WASHINGTON – The United States is expected to suspend trade privileges for Bangladesh because of concerns over labor rights and worker safety that intensified after hundreds died there in the global garment industry’s worst accident.
Congressional aides said the Obama administration would make its announcement today, the culmination of a yearslong review of labor conditions in the impoverished South Asian nation.
Democratic lawmakers have been pushing for the step. Under the Generalized System of Preferences, Bangladesh can export nearly 5,000 products duty-free to the U.S., its leading market.
While the GSP covers less than 1 percent of Bangladesh’s nearly $5 billion in exports to the U.S. and doesn’t include the lucrative garment sector, it could deter American companies from investing in Bangladesh.
The office of U.S. Trade Representative has said a decision would be made by the end of June whether to curtail Bangladesh’s trade privileges. The office did not respond Wednesday to requests for comment.

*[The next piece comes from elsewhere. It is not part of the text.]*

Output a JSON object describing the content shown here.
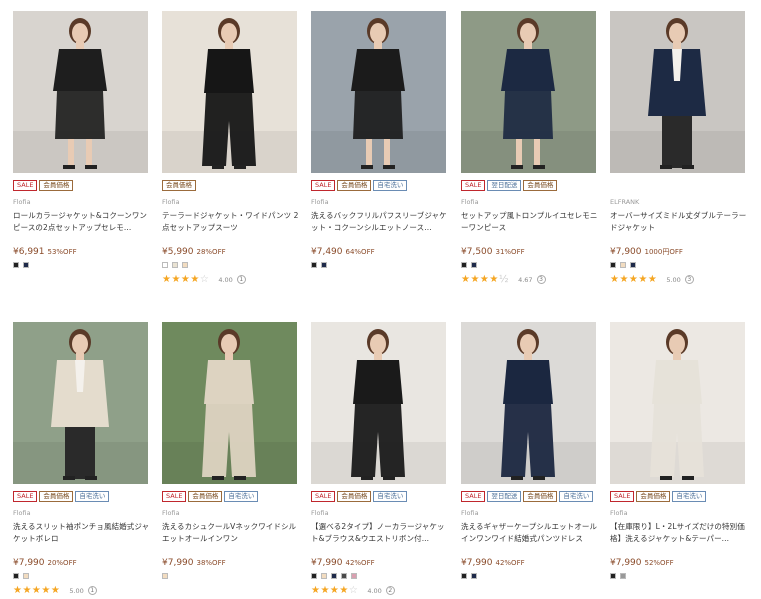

Bangladesh, one of the world’s poorest countries, is anxious to keep the trade benefit.
While the immediate economic costs may not be significant, it carries reputational costs and may sway a decision by the European Union, which also is considering withdrawing GSP privileges. EU action could have a much bigger economic impact, as its duty-free privileges cover garments.
Bangladesh’s government says it is taking steps to improve worker safety after the April 24 collapse of Rana Plaza in Dhaka that killed 1,129 people, and to amend the nation’s labor law.
The U.S. Trade Representative review of labor conditions in Bangladesh follows a petition filed in 2007 by the AFL-CIO seeking withdrawal of the GSP benefits.
The review was expedited late last year amid concern from U.S. lawmakers on deadly industrial accidents, deteriorating labor rights and the April 2012 killing of prominent labor activist Aminul Islam – a case that has not been solved.
Calls for the benefits to be curtailed have multiplied since the Rana Plaza disaster.